Sure, to some participants, speech and debate can function as a fun pastime, or a way to make yourself more appealing to big-shot colleges. For most, however, the activity provides a developmental outlet like no other. When I stumbled into my forensics coach’s office, I was an awkward kid who thought he knew more about the world than he actually did. When I walked out two-and-a-half years later (metaphorically; I promise I didn’t actually spend 30 consecutive months there), I was more articulate, poised, and mature than 10thgrade Bradley could ever have imagined.

Indeed, competing in forensics allowed me, and many others, to hone crucial life skills. Speech and debate has encouraged me to defend my beliefs, taught me to express my thoughts, and given me the research tools necessary to succeed both in-round and in the classroom. As cliché as it may sound, this activity truly has made me a better version of myself, and the same is true for the hundreds of thousands of students who have participated.

Because of where I chose to go to college, I’m fortunate enough to still be competing in speech and debate. That being said, I still want to impart nuggets of advice to whomever read this far:

For everyone who has hung up their suits and put away their legal pads, I hope you cherished every minute of your time in speech and debate.

For those who are still competing, be sure to thank your coaches and hold onto the little things. Waking up at 6:00 AM on a Saturday may seem awful now, but you’re going to miss it when you’re done. Just believe me on this one.

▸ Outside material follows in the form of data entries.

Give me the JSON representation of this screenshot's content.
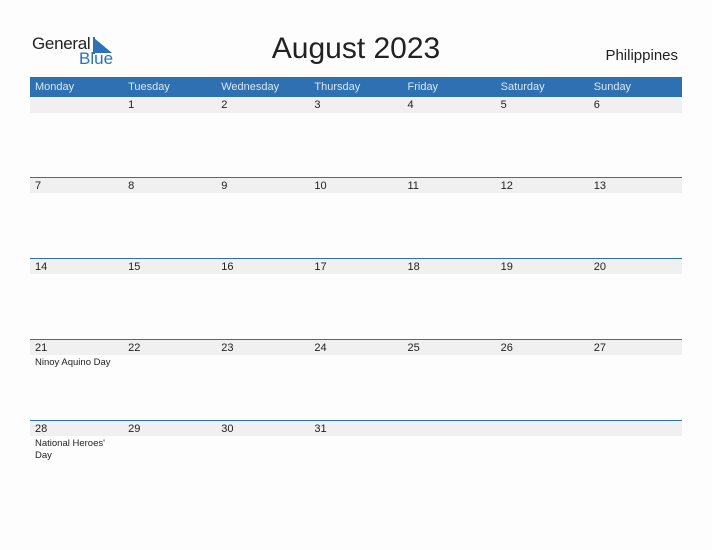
{
  "logo": {
    "line1": "General",
    "line2": "Blue"
  },
  "title": "August 2023",
  "country": "Philippines",
  "colors": {
    "accent": "#2e70b1",
    "band": "#f0f0f0"
  },
  "weekdays": [
    "Monday",
    "Tuesday",
    "Wednesday",
    "Thursday",
    "Friday",
    "Saturday",
    "Sunday"
  ],
  "weeks": [
    [
      {
        "day": ""
      },
      {
        "day": "1"
      },
      {
        "day": "2"
      },
      {
        "day": "3"
      },
      {
        "day": "4"
      },
      {
        "day": "5"
      },
      {
        "day": "6"
      }
    ],
    [
      {
        "day": "7"
      },
      {
        "day": "8"
      },
      {
        "day": "9"
      },
      {
        "day": "10"
      },
      {
        "day": "11"
      },
      {
        "day": "12"
      },
      {
        "day": "13"
      }
    ],
    [
      {
        "day": "14"
      },
      {
        "day": "15"
      },
      {
        "day": "16"
      },
      {
        "day": "17"
      },
      {
        "day": "18"
      },
      {
        "day": "19"
      },
      {
        "day": "20"
      }
    ],
    [
      {
        "day": "21",
        "event": "Ninoy Aquino Day"
      },
      {
        "day": "22"
      },
      {
        "day": "23"
      },
      {
        "day": "24"
      },
      {
        "day": "25"
      },
      {
        "day": "26"
      },
      {
        "day": "27"
      }
    ],
    [
      {
        "day": "28",
        "event": "National Heroes' Day"
      },
      {
        "day": "29"
      },
      {
        "day": "30"
      },
      {
        "day": "31"
      },
      {
        "day": ""
      },
      {
        "day": ""
      },
      {
        "day": ""
      }
    ]
  ]
}
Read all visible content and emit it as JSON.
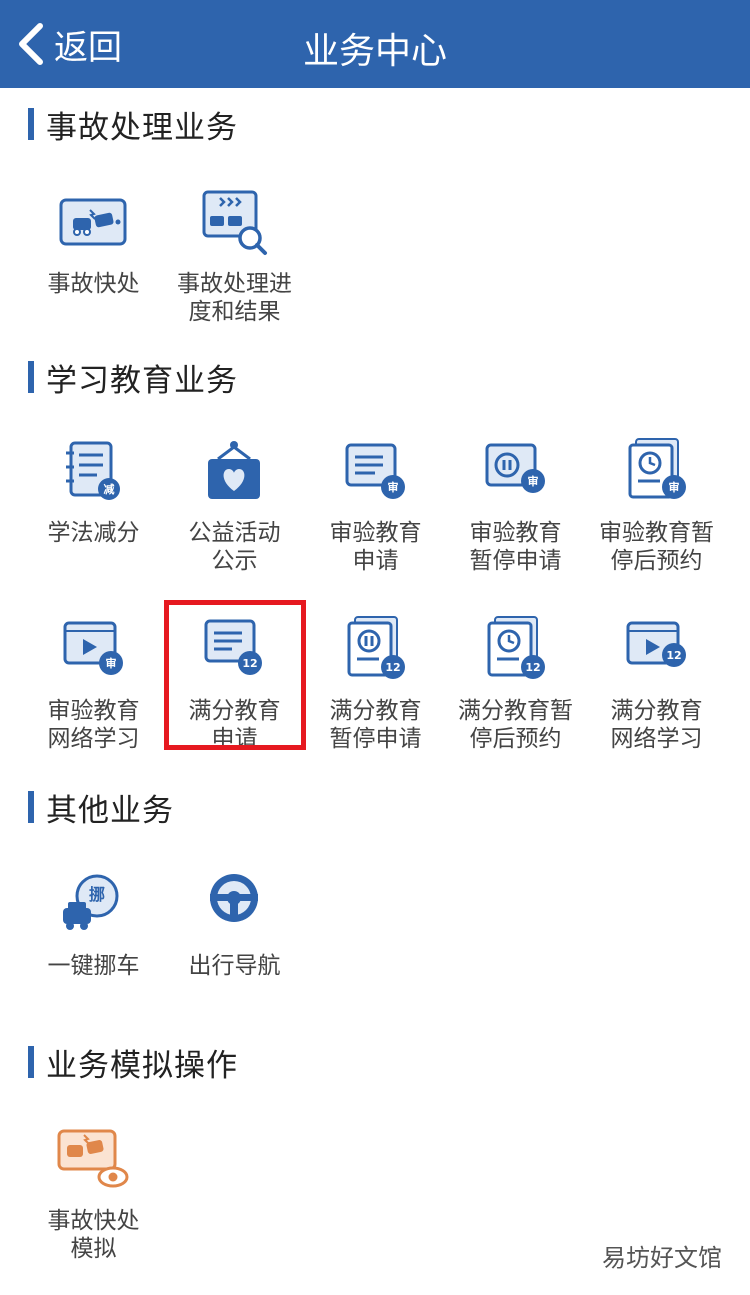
{
  "nav": {
    "back_label": "返回",
    "title": "业务中心",
    "bg_color": "#2e64ad"
  },
  "sections": {
    "accident": {
      "title": "事故处理业务",
      "items": [
        {
          "label": "事故快处",
          "icon": "car-crash-screen-icon"
        },
        {
          "label": "事故处理进\n度和结果",
          "icon": "crash-search-icon"
        }
      ]
    },
    "study": {
      "title": "学习教育业务",
      "items": [
        {
          "label": "学法减分",
          "icon": "notebook-reduce-icon",
          "badge": "减"
        },
        {
          "label": "公益活动\n公示",
          "icon": "charity-board-icon"
        },
        {
          "label": "审验教育\n申请",
          "icon": "review-document-icon",
          "badge": "审"
        },
        {
          "label": "审验教育\n暂停申请",
          "icon": "review-pause-icon",
          "badge": "审"
        },
        {
          "label": "审验教育暂\n停后预约",
          "icon": "review-clock-icon",
          "badge": "审"
        },
        {
          "label": "审验教育\n网络学习",
          "icon": "review-video-icon",
          "badge": "审"
        },
        {
          "label": "满分教育\n申请",
          "icon": "fullscore-document-icon",
          "badge": "12"
        },
        {
          "label": "满分教育\n暂停申请",
          "icon": "fullscore-pause-icon",
          "badge": "12"
        },
        {
          "label": "满分教育暂\n停后预约",
          "icon": "fullscore-clock-icon",
          "badge": "12"
        },
        {
          "label": "满分教育\n网络学习",
          "icon": "fullscore-video-icon",
          "badge": "12"
        }
      ]
    },
    "other": {
      "title": "其他业务",
      "items": [
        {
          "label": "一键挪车",
          "icon": "move-car-icon",
          "badge": "挪"
        },
        {
          "label": "出行导航",
          "icon": "steering-wheel-icon"
        }
      ]
    },
    "simulation": {
      "title": "业务模拟操作",
      "items": [
        {
          "label": "事故快处\n模拟",
          "icon": "crash-simulation-icon"
        }
      ]
    }
  },
  "colors": {
    "icon_blue": "#2e64ad",
    "icon_light": "#dfe9f6",
    "sim_orange": "#e0874a",
    "highlight_red": "#e61920"
  },
  "watermark": "易坊好文馆"
}
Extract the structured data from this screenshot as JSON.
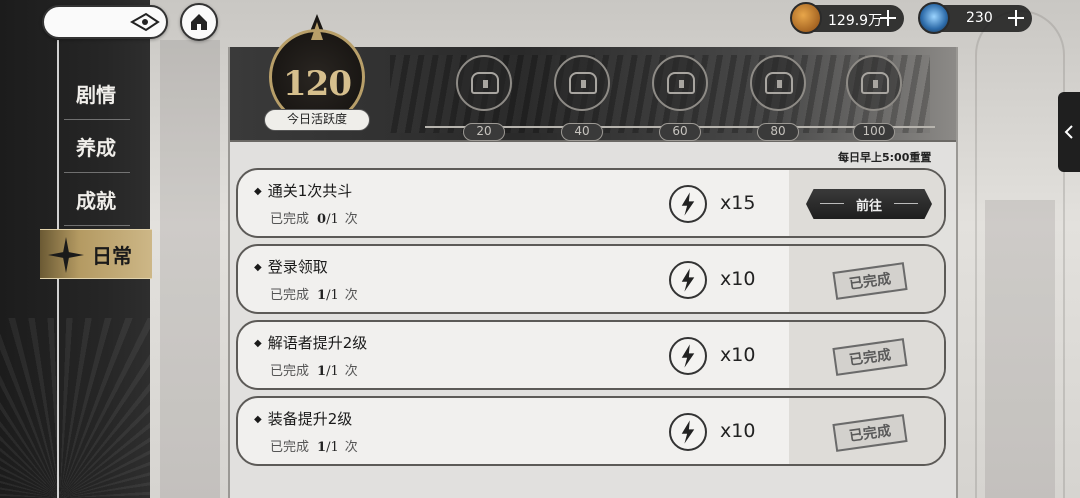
{
  "sidebar": {
    "items": [
      {
        "label": "剧情"
      },
      {
        "label": "养成"
      },
      {
        "label": "成就"
      },
      {
        "label": "日常",
        "active": true
      }
    ]
  },
  "currency": {
    "coins": {
      "value": "129.9万",
      "icon": "coin-icon"
    },
    "gems": {
      "value": "230",
      "icon": "crystal-icon"
    }
  },
  "activity": {
    "score": "120",
    "label": "今日活跃度",
    "milestones": [
      "20",
      "40",
      "60",
      "80",
      "100"
    ]
  },
  "reset_note": "每日早上5:00重置",
  "tasks": [
    {
      "title": "通关1次共斗",
      "status": "已完成",
      "current": "0",
      "total": "/1",
      "unit": "次",
      "reward": "x15",
      "action": "前往"
    },
    {
      "title": "登录领取",
      "status": "已完成",
      "current": "1",
      "total": "/1",
      "unit": "次",
      "reward": "x10",
      "stamp": "已完成"
    },
    {
      "title": "解语者提升2级",
      "status": "已完成",
      "current": "1",
      "total": "/1",
      "unit": "次",
      "reward": "x10",
      "stamp": "已完成"
    },
    {
      "title": "装备提升2级",
      "status": "已完成",
      "current": "1",
      "total": "/1",
      "unit": "次",
      "reward": "x10",
      "stamp": "已完成"
    }
  ],
  "colors": {
    "accent_gold": "#b89f69",
    "dark": "#1e1e1e",
    "card": "#f1f0ee"
  }
}
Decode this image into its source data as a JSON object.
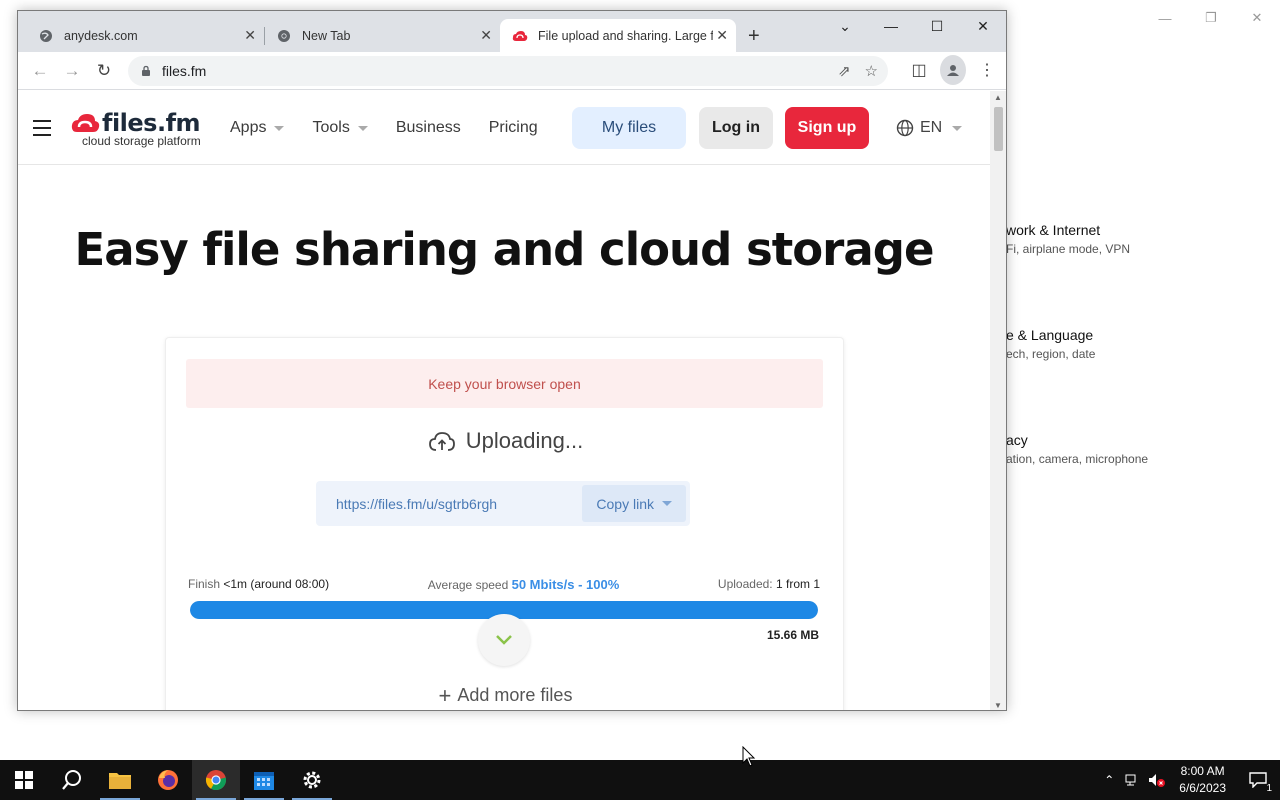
{
  "background_window": {
    "categories": [
      {
        "title": "work & Internet",
        "subtitle": "Fi, airplane mode, VPN"
      },
      {
        "title": "e & Language",
        "subtitle": "ech, region, date"
      },
      {
        "title": "acy",
        "subtitle": "ation, camera, microphone"
      }
    ]
  },
  "browser": {
    "tabs": [
      {
        "title": "anydesk.com",
        "icon": "globe-icon"
      },
      {
        "title": "New Tab",
        "icon": "chrome-icon"
      },
      {
        "title": "File upload and sharing. Large fil",
        "icon": "filesfm-icon"
      }
    ],
    "address": "files.fm"
  },
  "site": {
    "logo_main": "files.fm",
    "logo_sub": "cloud storage platform",
    "nav": [
      {
        "label": "Apps",
        "dropdown": true
      },
      {
        "label": "Tools",
        "dropdown": true
      },
      {
        "label": "Business",
        "dropdown": false
      },
      {
        "label": "Pricing",
        "dropdown": false
      }
    ],
    "my_files": "My files",
    "login": "Log in",
    "signup": "Sign up",
    "language": "EN",
    "hero": "Easy file sharing and cloud storage"
  },
  "upload": {
    "alert": "Keep your browser open",
    "status": "Uploading...",
    "link": "https://files.fm/u/sgtrb6rgh",
    "copy_label": "Copy link",
    "finish_label": "Finish",
    "finish_value": "<1m (around 08:00)",
    "speed_label": "Average speed",
    "speed_value": "50 Mbits/s - 100%",
    "uploaded_label": "Uploaded:",
    "uploaded_value": "1 from 1",
    "progress": 1.0,
    "size": "15.66 MB",
    "add_more": "Add more files"
  },
  "taskbar": {
    "time": "8:00 AM",
    "date": "6/6/2023",
    "notification_count": "1"
  },
  "colors": {
    "brand_red": "#e8273c",
    "progress_blue": "#1e88e5",
    "link_blue": "#4a7ab5"
  }
}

For administrators who are curious about the value of this activity, wonder no more – forensics is invaluable, and that’s a fact that can’t be debated.